News of a fourteen year old girl, taken out of school and about to be sent overseas as part of a marriage arranged by her family hit the headlines this week. The Age and The Herald Sun both ran opinion pieces about the issue on Thursday, with the latter featuring ‘for and against’ arguments by two different authors.

The issue is not one of traditional versus western values as if they are on an equal footing. It’s simply about female oppression. It’s about decisions being made that affect a woman’s life about which she has little or no say…It’s not about getting along or finding common ground.

The issue of arranged marriages is often presented as a ‘traditional values versus modern values’ argument – with people on the side of tradition arguing that romantic love doesn’t necessarily lead to a happy, productive union between two people and parents are often better placed to make this very important decision on behalf of their children.
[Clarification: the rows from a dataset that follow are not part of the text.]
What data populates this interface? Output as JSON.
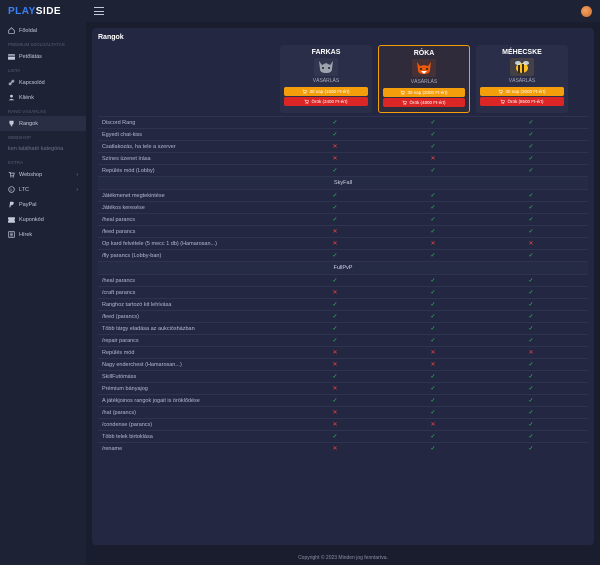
{
  "logo": {
    "a": "PLAY",
    "b": "SIDE"
  },
  "nav": {
    "foold": "Főoldal",
    "s1": "PRÉMIUM SZOLGÁLTATÁS",
    "pet": "Petőlátás",
    "s2": "LISTA",
    "kaps": "Kapcsolód",
    "kliens": "Kliénk",
    "s3": "RANG VÁSÁRLÁS",
    "rang": "Rangok",
    "s4": "WEBSHOP",
    "noshop": "ken található kategória",
    "s5": "EXTRA",
    "web": "Webshop",
    "ltc": "LTC",
    "pp": "PayPal",
    "kup": "Kuponkód",
    "hir": "Hírek"
  },
  "title": "Rangok",
  "cards": [
    {
      "name": "FARKAS",
      "sub": "VÁSÁRLÁS",
      "b30": "30 nap (1500 Ft-ért)",
      "bperm": "Örök (3400 Ft-ért)",
      "color": "#6b7280",
      "img": "wolf",
      "featured": false
    },
    {
      "name": "RÓKA",
      "sub": "VÁSÁRLÁS",
      "b30": "30 nap (2000 Ft-ért)",
      "bperm": "Örök (4800 Ft-ért)",
      "color": "#ea580c",
      "img": "fox",
      "featured": true
    },
    {
      "name": "MÉHECSKE",
      "sub": "VÁSÁRLÁS",
      "b30": "30 nap (3000 Ft-ért)",
      "bperm": "Örök (8500 Ft-ért)",
      "color": "#fbbf24",
      "img": "bee",
      "featured": false
    }
  ],
  "features": [
    {
      "l": "Discord Rang",
      "v": [
        "y",
        "y",
        "y"
      ]
    },
    {
      "l": "Egyedi chat-kiss",
      "v": [
        "y",
        "y",
        "y"
      ]
    },
    {
      "l": "Csatlakozás, ha tele a szerver",
      "v": [
        "n",
        "y",
        "y"
      ]
    },
    {
      "l": "Színes üzenet írása",
      "v": [
        "n",
        "n",
        "y"
      ]
    },
    {
      "l": "Repülés mód (Lobby)",
      "v": [
        "y",
        "y",
        "y"
      ]
    }
  ],
  "sec1": "SkyFall",
  "features2": [
    {
      "l": "Játékmenet megtekintése",
      "v": [
        "y",
        "y",
        "y"
      ]
    },
    {
      "l": "Játékos keresése",
      "v": [
        "y",
        "y",
        "y"
      ]
    },
    {
      "l": "/heal parancs",
      "v": [
        "y",
        "y",
        "y"
      ]
    },
    {
      "l": "/feed parancs",
      "v": [
        "n",
        "y",
        "y"
      ]
    },
    {
      "l": "Op kard felvétele (5 mecc 1 db) (Hamarosan...)",
      "v": [
        "n",
        "n",
        "n"
      ]
    },
    {
      "l": "/fly parancs (Lobby-ban)",
      "v": [
        "y",
        "y",
        "y"
      ]
    }
  ],
  "sec2": "FullPvP",
  "features3": [
    {
      "l": "/heal parancs",
      "v": [
        "y",
        "y",
        "y"
      ]
    },
    {
      "l": "/craft parancs",
      "v": [
        "n",
        "y",
        "y"
      ]
    },
    {
      "l": "Ranghoz tartozó kit lehívása",
      "v": [
        "y",
        "y",
        "y"
      ]
    },
    {
      "l": "/feed (parancs)",
      "v": [
        "y",
        "y",
        "y"
      ]
    },
    {
      "l": "Több tárgy eladása az aukciósházban",
      "v": [
        "y",
        "y",
        "y"
      ]
    },
    {
      "l": "/repair parancs",
      "v": [
        "y",
        "y",
        "y"
      ]
    },
    {
      "l": "Repülés mód",
      "v": [
        "n",
        "n",
        "n"
      ]
    },
    {
      "l": "Nagy enderchest (Hamarosan...)",
      "v": [
        "n",
        "n",
        "y"
      ]
    },
    {
      "l": "SkillFutómáss",
      "v": [
        "y",
        "y",
        "y"
      ]
    },
    {
      "l": "Prémium bányajog",
      "v": [
        "n",
        "y",
        "y"
      ]
    },
    {
      "l": "A játékjoinos rangok jogait is öröklődése",
      "v": [
        "y",
        "y",
        "y"
      ]
    },
    {
      "l": "/hat (parancs)",
      "v": [
        "n",
        "y",
        "y"
      ]
    },
    {
      "l": "/condense (parancs)",
      "v": [
        "n",
        "n",
        "y"
      ]
    },
    {
      "l": "Több telek birtoklása",
      "v": [
        "y",
        "y",
        "y"
      ]
    },
    {
      "l": "/rename",
      "v": [
        "n",
        "y",
        "y"
      ]
    }
  ],
  "footer": "Copyright © 2023 Minden jog fenntartva."
}
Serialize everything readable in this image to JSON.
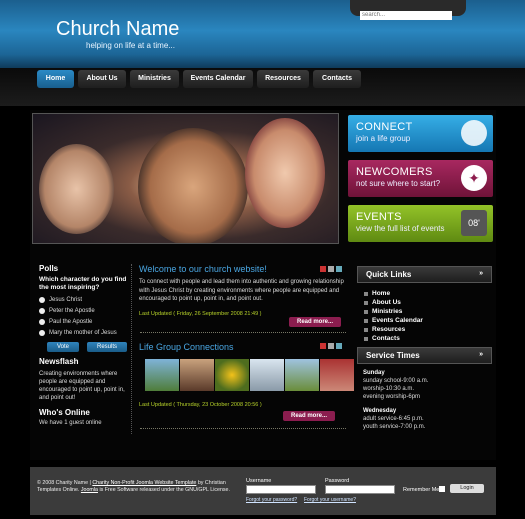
{
  "header": {
    "title": "Church Name",
    "tagline": "helping on life at a time..."
  },
  "search": {
    "placeholder": "search..."
  },
  "nav": {
    "items": [
      "Home",
      "About Us",
      "Ministries",
      "Events Calendar",
      "Resources",
      "Contacts"
    ]
  },
  "promos": [
    {
      "title": "CONNECT",
      "subtitle": "join a life group",
      "color": "#1a95d2"
    },
    {
      "title": "NEWCOMERS",
      "subtitle": "not sure where to start?",
      "color": "#8e1d4e"
    },
    {
      "title": "EVENTS",
      "subtitle": "view the full list of events",
      "color": "#7ba61d",
      "badge": "08'"
    }
  ],
  "polls": {
    "heading": "Polls",
    "question": "Which character do you find the most inspiring?",
    "options": [
      "Jesus Christ",
      "Peter the Apostle",
      "Paul the Apostle",
      "Mary the mother of Jesus"
    ],
    "vote_label": "Vote",
    "results_label": "Results"
  },
  "newsflash": {
    "heading": "Newsflash",
    "text": "Creating environments where people are equipped and encouraged to point up, point in, and point out!"
  },
  "online": {
    "heading": "Who's Online",
    "text": "We have 1 guest online"
  },
  "articles": [
    {
      "title": "Welcome to our church website!",
      "body": "To connect with people and lead them into authentic and growing relationship with Jesus Christ by creating environments where people are equipped and encouraged to point up, point in, and point out.",
      "updated": "Last Updated ( Friday, 26 September 2008 21:49 )",
      "readmore": "Read more..."
    },
    {
      "title": "Life Group Connections",
      "updated": "Last Updated ( Thursday, 23 October 2008 20:56 )",
      "readmore": "Read more..."
    }
  ],
  "quick_links": {
    "heading": "Quick Links",
    "items": [
      "Home",
      "About Us",
      "Ministries",
      "Events Calendar",
      "Resources",
      "Contacts"
    ]
  },
  "service_times": {
    "heading": "Service Times",
    "sunday_label": "Sunday",
    "sunday": [
      "sunday school-9:00 a.m.",
      "worship-10:30 a.m.",
      "evening worship-6pm"
    ],
    "wednesday_label": "Wednesday",
    "wednesday": [
      "adult service-6:45 p.m.",
      "youth service-7:00 p.m."
    ]
  },
  "footer": {
    "copyright": "© 2008 Charity Name |",
    "link1": "Charity Non-Profit Joomla Website Template",
    "text2": "by Christian Templates Online.",
    "link2": "Joomla",
    "text3": "is Free Software released under the GNU/GPL License.",
    "username_label": "Username",
    "password_label": "Password",
    "remember_label": "Remember Me",
    "login_label": "Login",
    "forgot_password": "Forgot your password?",
    "forgot_username": "Forgot your username?"
  }
}
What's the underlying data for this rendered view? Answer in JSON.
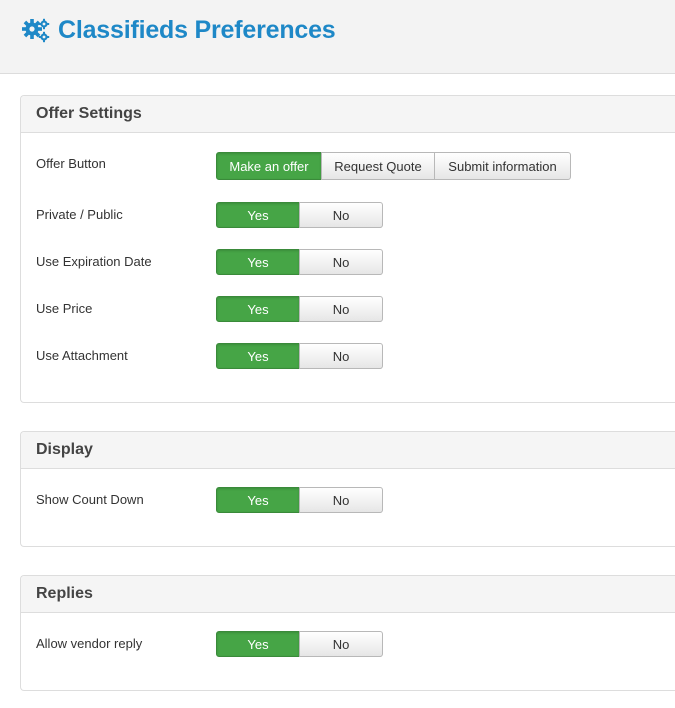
{
  "header": {
    "title": "Classifieds Preferences",
    "icon": "gears-icon",
    "title_color": "#1e88c7"
  },
  "colors": {
    "active_green": "#46a546",
    "header_bg": "#f3f3f3",
    "panel_head_bg": "#f5f5f5"
  },
  "sections": {
    "offer": {
      "title": "Offer Settings",
      "offer_button": {
        "label": "Offer Button",
        "options": [
          "Make an offer",
          "Request Quote",
          "Submit information"
        ],
        "selected": "Make an offer"
      },
      "private_public": {
        "label": "Private / Public",
        "yes": "Yes",
        "no": "No",
        "selected": "Yes"
      },
      "expiration": {
        "label": "Use Expiration Date",
        "yes": "Yes",
        "no": "No",
        "selected": "Yes"
      },
      "price": {
        "label": "Use Price",
        "yes": "Yes",
        "no": "No",
        "selected": "Yes"
      },
      "attachment": {
        "label": "Use Attachment",
        "yes": "Yes",
        "no": "No",
        "selected": "Yes"
      }
    },
    "display": {
      "title": "Display",
      "countdown": {
        "label": "Show Count Down",
        "yes": "Yes",
        "no": "No",
        "selected": "Yes"
      }
    },
    "replies": {
      "title": "Replies",
      "vendor_reply": {
        "label": "Allow vendor reply",
        "yes": "Yes",
        "no": "No",
        "selected": "Yes"
      }
    }
  }
}
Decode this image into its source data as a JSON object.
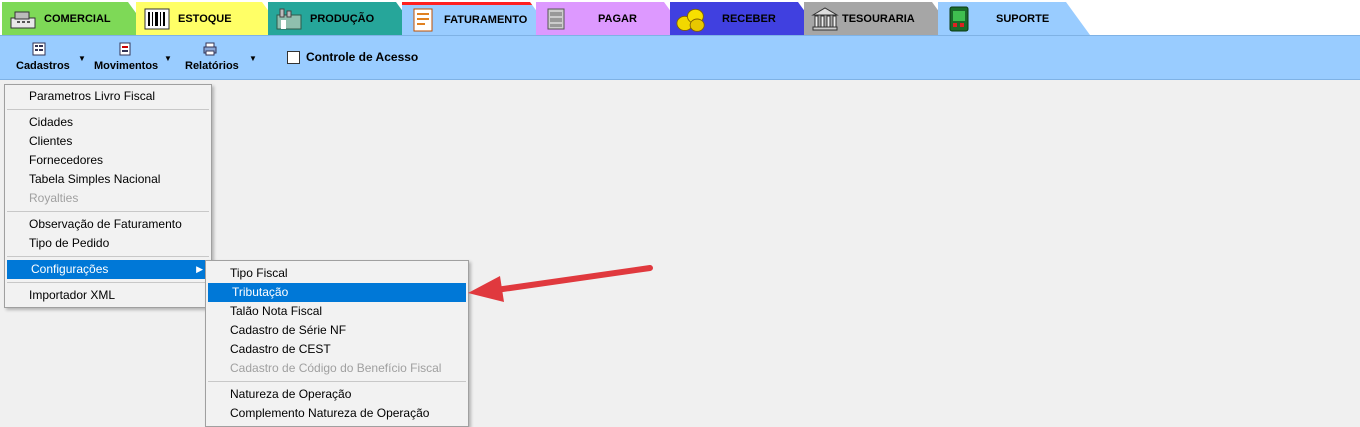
{
  "tabs": [
    {
      "label": "COMERCIAL",
      "icon": "cash-register-icon",
      "color": "#7ed957"
    },
    {
      "label": "ESTOQUE",
      "icon": "barcode-icon",
      "color": "#ffff66"
    },
    {
      "label": "PRODUÇÃO",
      "icon": "factory-icon",
      "color": "#26a69a"
    },
    {
      "label": "FATURAMENTO",
      "icon": "invoice-icon",
      "color": "#99ccff",
      "active": true
    },
    {
      "label": "PAGAR",
      "icon": "money-stack-icon",
      "color": "#dd99ff"
    },
    {
      "label": "RECEBER",
      "icon": "coins-icon",
      "color": "#4040e0"
    },
    {
      "label": "TESOURARIA",
      "icon": "bank-icon",
      "color": "#a6a6a6"
    },
    {
      "label": "SUPORTE",
      "icon": "support-device-icon",
      "color": "#99ccff"
    }
  ],
  "toolbar": {
    "cadastros": "Cadastros",
    "movimentos": "Movimentos",
    "relatorios": "Relatórios",
    "controle_acesso": "Controle de Acesso"
  },
  "cadastros_menu": {
    "parametros": "Parametros Livro Fiscal",
    "cidades": "Cidades",
    "clientes": "Clientes",
    "fornecedores": "Fornecedores",
    "tabela_simples": "Tabela Simples Nacional",
    "royalties": "Royalties",
    "observacao": "Observação de Faturamento",
    "tipo_pedido": "Tipo de Pedido",
    "configuracoes": "Configurações",
    "importador": "Importador XML"
  },
  "config_menu": {
    "tipo_fiscal": "Tipo Fiscal",
    "tributacao": "Tributação",
    "talao": "Talão Nota Fiscal",
    "serie_nf": "Cadastro de Série NF",
    "cest": "Cadastro de CEST",
    "beneficio": "Cadastro de Código do Benefício Fiscal",
    "natureza": "Natureza de Operação",
    "complemento": "Complemento Natureza de Operação"
  },
  "colors": {
    "highlight": "#0078d7",
    "toolbar": "#99ccff",
    "arrow": "#e0393e"
  }
}
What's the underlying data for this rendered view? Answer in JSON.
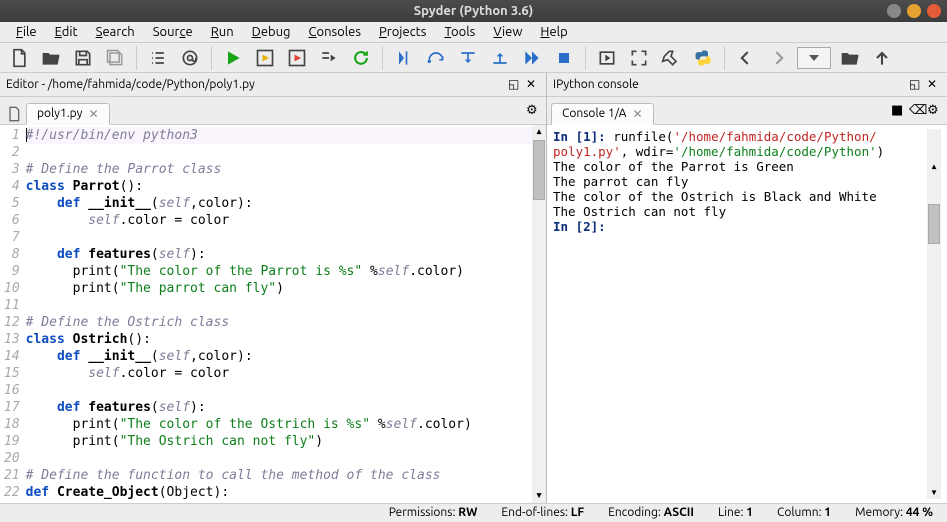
{
  "window_title": "Spyder (Python 3.6)",
  "menubar": [
    {
      "label": "File",
      "u": "F"
    },
    {
      "label": "Edit",
      "u": "E"
    },
    {
      "label": "Search",
      "u": "S"
    },
    {
      "label": "Source",
      "u": "c"
    },
    {
      "label": "Run",
      "u": "R"
    },
    {
      "label": "Debug",
      "u": "D"
    },
    {
      "label": "Consoles",
      "u": "C"
    },
    {
      "label": "Projects",
      "u": "P"
    },
    {
      "label": "Tools",
      "u": "T"
    },
    {
      "label": "View",
      "u": "V"
    },
    {
      "label": "Help",
      "u": "H"
    }
  ],
  "editor": {
    "pane_title": "Editor - /home/fahmida/code/Python/poly1.py",
    "tab_label": "poly1.py",
    "lines": [
      {
        "n": 1,
        "hl": true,
        "segs": [
          {
            "t": "caret"
          },
          {
            "c": "c-comment",
            "t": "#!/usr/bin/env python3"
          }
        ]
      },
      {
        "n": 2,
        "segs": []
      },
      {
        "n": 3,
        "segs": [
          {
            "c": "c-comment",
            "t": "# Define the Parrot class"
          }
        ]
      },
      {
        "n": 4,
        "segs": [
          {
            "c": "c-kw",
            "t": "class "
          },
          {
            "c": "c-cls",
            "t": "Parrot"
          },
          {
            "c": "c-norm",
            "t": "():"
          }
        ]
      },
      {
        "n": 5,
        "segs": [
          {
            "c": "c-norm",
            "t": "    "
          },
          {
            "c": "c-kw",
            "t": "def "
          },
          {
            "c": "c-def",
            "t": "__init__"
          },
          {
            "c": "c-norm",
            "t": "("
          },
          {
            "c": "c-self",
            "t": "self"
          },
          {
            "c": "c-norm",
            "t": ",color):"
          }
        ]
      },
      {
        "n": 6,
        "segs": [
          {
            "c": "c-norm",
            "t": "        "
          },
          {
            "c": "c-self",
            "t": "self"
          },
          {
            "c": "c-norm",
            "t": ".color = color"
          }
        ]
      },
      {
        "n": 7,
        "segs": []
      },
      {
        "n": 8,
        "segs": [
          {
            "c": "c-norm",
            "t": "    "
          },
          {
            "c": "c-kw",
            "t": "def "
          },
          {
            "c": "c-def",
            "t": "features"
          },
          {
            "c": "c-norm",
            "t": "("
          },
          {
            "c": "c-self",
            "t": "self"
          },
          {
            "c": "c-norm",
            "t": "):"
          }
        ]
      },
      {
        "n": 9,
        "segs": [
          {
            "c": "c-norm",
            "t": "      print("
          },
          {
            "c": "c-str",
            "t": "\"The color of the Parrot is %s\""
          },
          {
            "c": "c-norm",
            "t": " %"
          },
          {
            "c": "c-self",
            "t": "self"
          },
          {
            "c": "c-norm",
            "t": ".color)"
          }
        ]
      },
      {
        "n": 10,
        "segs": [
          {
            "c": "c-norm",
            "t": "      print("
          },
          {
            "c": "c-str",
            "t": "\"The parrot can fly\""
          },
          {
            "c": "c-norm",
            "t": ")"
          }
        ]
      },
      {
        "n": 11,
        "segs": []
      },
      {
        "n": 12,
        "segs": [
          {
            "c": "c-comment",
            "t": "# Define the Ostrich class"
          }
        ]
      },
      {
        "n": 13,
        "segs": [
          {
            "c": "c-kw",
            "t": "class "
          },
          {
            "c": "c-cls",
            "t": "Ostrich"
          },
          {
            "c": "c-norm",
            "t": "():"
          }
        ]
      },
      {
        "n": 14,
        "segs": [
          {
            "c": "c-norm",
            "t": "    "
          },
          {
            "c": "c-kw",
            "t": "def "
          },
          {
            "c": "c-def",
            "t": "__init__"
          },
          {
            "c": "c-norm",
            "t": "("
          },
          {
            "c": "c-self",
            "t": "self"
          },
          {
            "c": "c-norm",
            "t": ",color):"
          }
        ]
      },
      {
        "n": 15,
        "segs": [
          {
            "c": "c-norm",
            "t": "        "
          },
          {
            "c": "c-self",
            "t": "self"
          },
          {
            "c": "c-norm",
            "t": ".color = color"
          }
        ]
      },
      {
        "n": 16,
        "segs": []
      },
      {
        "n": 17,
        "segs": [
          {
            "c": "c-norm",
            "t": "    "
          },
          {
            "c": "c-kw",
            "t": "def "
          },
          {
            "c": "c-def",
            "t": "features"
          },
          {
            "c": "c-norm",
            "t": "("
          },
          {
            "c": "c-self",
            "t": "self"
          },
          {
            "c": "c-norm",
            "t": "):"
          }
        ]
      },
      {
        "n": 18,
        "segs": [
          {
            "c": "c-norm",
            "t": "      print("
          },
          {
            "c": "c-str",
            "t": "\"The color of the Ostrich is %s\""
          },
          {
            "c": "c-norm",
            "t": " %"
          },
          {
            "c": "c-self",
            "t": "self"
          },
          {
            "c": "c-norm",
            "t": ".color)"
          }
        ]
      },
      {
        "n": 19,
        "segs": [
          {
            "c": "c-norm",
            "t": "      print("
          },
          {
            "c": "c-str",
            "t": "\"The Ostrich can not fly\""
          },
          {
            "c": "c-norm",
            "t": ")"
          }
        ]
      },
      {
        "n": 20,
        "segs": []
      },
      {
        "n": 21,
        "segs": [
          {
            "c": "c-comment",
            "t": "# Define the function to call the method of the class"
          }
        ]
      },
      {
        "n": 22,
        "segs": [
          {
            "c": "c-kw",
            "t": "def "
          },
          {
            "c": "c-def",
            "t": "Create_Object"
          },
          {
            "c": "c-norm",
            "t": "(Object):"
          }
        ]
      }
    ]
  },
  "console": {
    "pane_title": "IPython console",
    "tab_label": "Console 1/A",
    "lines": [
      [
        {
          "c": "con-prompt",
          "t": "In [1]: "
        },
        {
          "t": "runfile("
        },
        {
          "c": "con-path",
          "t": "'/home/fahmida/code/Python/"
        }
      ],
      [
        {
          "c": "con-path",
          "t": "poly1.py'"
        },
        {
          "t": ", wdir="
        },
        {
          "c": "con-green",
          "t": "'/home/fahmida/code/Python'"
        },
        {
          "t": ")"
        }
      ],
      [
        {
          "t": "The color of the Parrot is Green"
        }
      ],
      [
        {
          "t": "The parrot can fly"
        }
      ],
      [
        {
          "t": "The color of the Ostrich is Black and White"
        }
      ],
      [
        {
          "t": "The Ostrich can not fly"
        }
      ],
      [
        {
          "t": ""
        }
      ],
      [
        {
          "c": "con-prompt",
          "t": "In [2]: "
        }
      ]
    ]
  },
  "statusbar": {
    "permissions_label": "Permissions:",
    "permissions": "RW",
    "eol_label": "End-of-lines:",
    "eol": "LF",
    "encoding_label": "Encoding:",
    "encoding": "ASCII",
    "line_label": "Line:",
    "line": "1",
    "col_label": "Column:",
    "col": "1",
    "mem_label": "Memory:",
    "mem": "44 %"
  }
}
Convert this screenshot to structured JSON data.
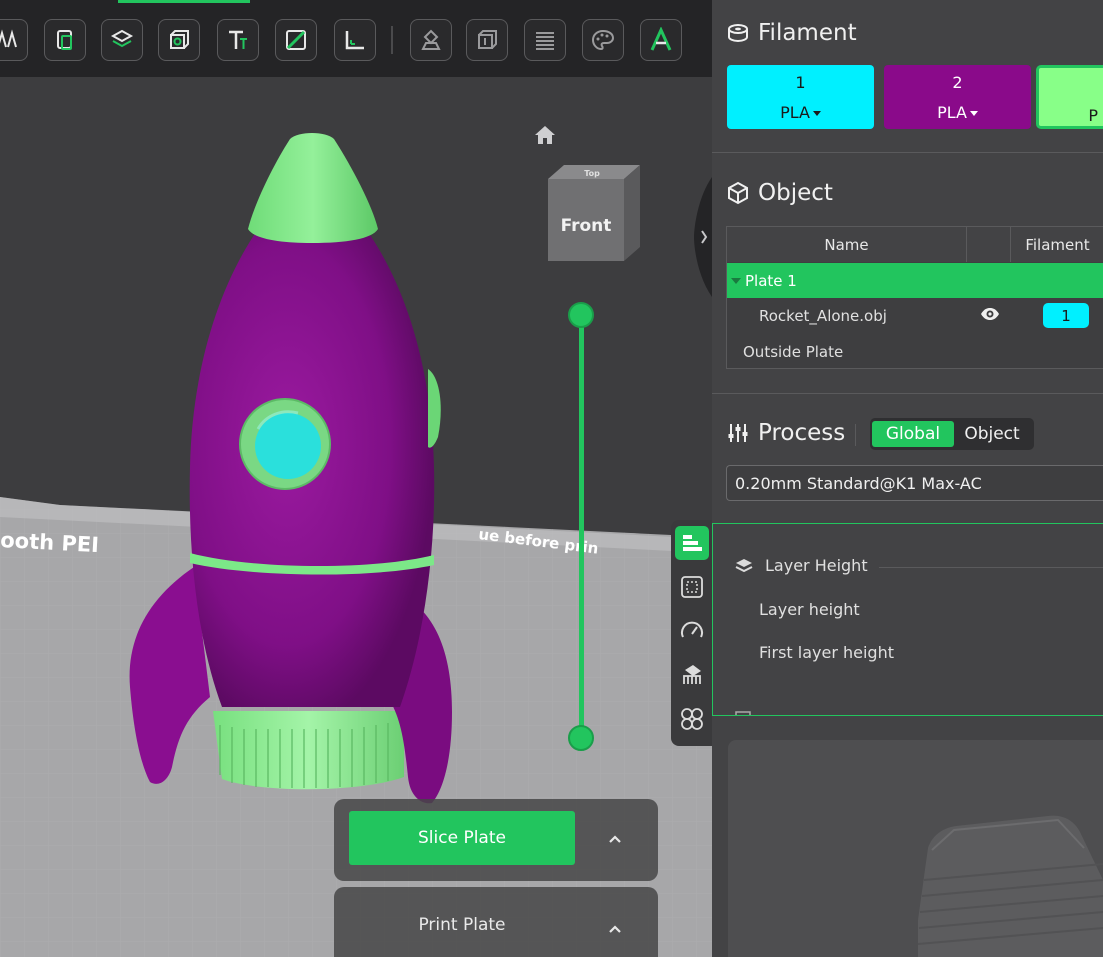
{
  "colors": {
    "accent": "#22c55e",
    "filament_1": "#00f0ff",
    "filament_2": "#8a0a8a",
    "filament_3": "#88ff88"
  },
  "viewport": {
    "bed_text": "ooth PEI",
    "bed_text_2": "ue before prin",
    "view_cube": {
      "face_front": "Front",
      "face_top": "Top"
    },
    "slice_button": "Slice Plate",
    "print_button": "Print Plate"
  },
  "filament": {
    "title": "Filament",
    "slots": [
      {
        "number": "1",
        "material": "PLA"
      },
      {
        "number": "2",
        "material": "PLA"
      },
      {
        "number": "",
        "material": "P"
      }
    ]
  },
  "object": {
    "title": "Object",
    "columns": [
      "Name",
      "",
      "Filament"
    ],
    "plate_label": "Plate 1",
    "item_name": "Rocket_Alone.obj",
    "item_filament": "1",
    "outside_label": "Outside Plate"
  },
  "process": {
    "title": "Process",
    "mode_global": "Global",
    "mode_object": "Object",
    "profile": "0.20mm Standard@K1 Max-AC",
    "group_layer_height": "Layer Height",
    "layer_height_label": "Layer height",
    "first_layer_height_label": "First layer height"
  }
}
As a teenager, I was often reminded of the one union in my parents’ generation that was a result of romantic love and it was the most disastrous marriage in my extended family.

“You want to fall in love? Look at Marianthi. You want to end up like her? That’s what you get when you marry for love.” This was we would get if we ever indicated that we were not happy with the idea that our parents would choose our husband.

As adolescents our most pressing concern was our parents’ taste in men. We simply did not trust that the men they thought were handsome would appeal to us. We often considered the ‘leventes’ that were pointed out to us here and there as complete nerds that we wouldn’t look at twice.

But really the issue is not one of traditional versus western values as if they are on an equal footing and as if we are in a position to make this choice like deciding which cheese we choose to buy. Which is better, blue vein or camembert?

‘Traditional values’ sounds harmless enough and invokes images of a simpler more homely way of life. But on this issue it’s simply about female oppression. It’s about decisions being made that affect a woman’s life about which she has little or no say. It’s about the fact that suitability doesn’t rate a mention because it is understood that a woman is there to serve her husband and raise children. It’s not about getting along with someone or finding common ground with your spouse because the respective roles are understood and not questioned.

Then there was the ‘klepsimo’ phenomenon – the stealing or abduction of women which was prevalent in traditional Southern European cultures. In cases where the girl or the girl’s family did not agree to a request for marriage from a particular man, the man could always kidnap the object of his desire and ‘shame’ her into marrying him.

An Italian friend told me that his grandmother was kidnapped in 1924 in Sicily and kept in a house in the mountain for three days so that she was had no choice but to marry him since no one would want her after she had been ‘shamed’ in this way. My cousin’s mother in law was kidnapped at the age of thirteen after her parents rejected an offer of marriage on the basis that their daughter was still a child. If anyone reading this has any daughters that age, take a look at them. Can you imagine someone coming along and kidnapping them in order to force them into marriage? Hard to imagine, isn’t it? Think about the women in our parents’ generation that this happened to and it makes you consider their experiences in a new light. It makes their quaint and colourful, traditional ways look less appealing, doesn’t it?

A man I was dating when I was eighteen who was very keen to marry me, frustrated by my insistence that I wanted to study and my intention to finish university threatened to ‘abduct’ me if I continued to rebuff his advances. I remember being terrified at the thought and asking my father to put a lock on my bedroom window at the time.

Men do not live with these fears – that some girl who is in love with them will abduct them and thereby shame them into marrying her. Many of these ‘traditions’ that we may regard with sentimental fondness are nothing more than oppressive tools designed to keep women as chattels.

The case of the girl in the media this week is not about whether the state has the right to interfere in other cultures, to meddle with sacred traditions. Foot binding in China and women not having the vote was also part of our culture once. We don’t accept those any longer.

We must reject practices that restrict women and bound them into a life of unquestioning servitude where there is no consideration about their desires or needs. In my book, respect for multiculturalism does not extend to bowing before oppression. Of any kind.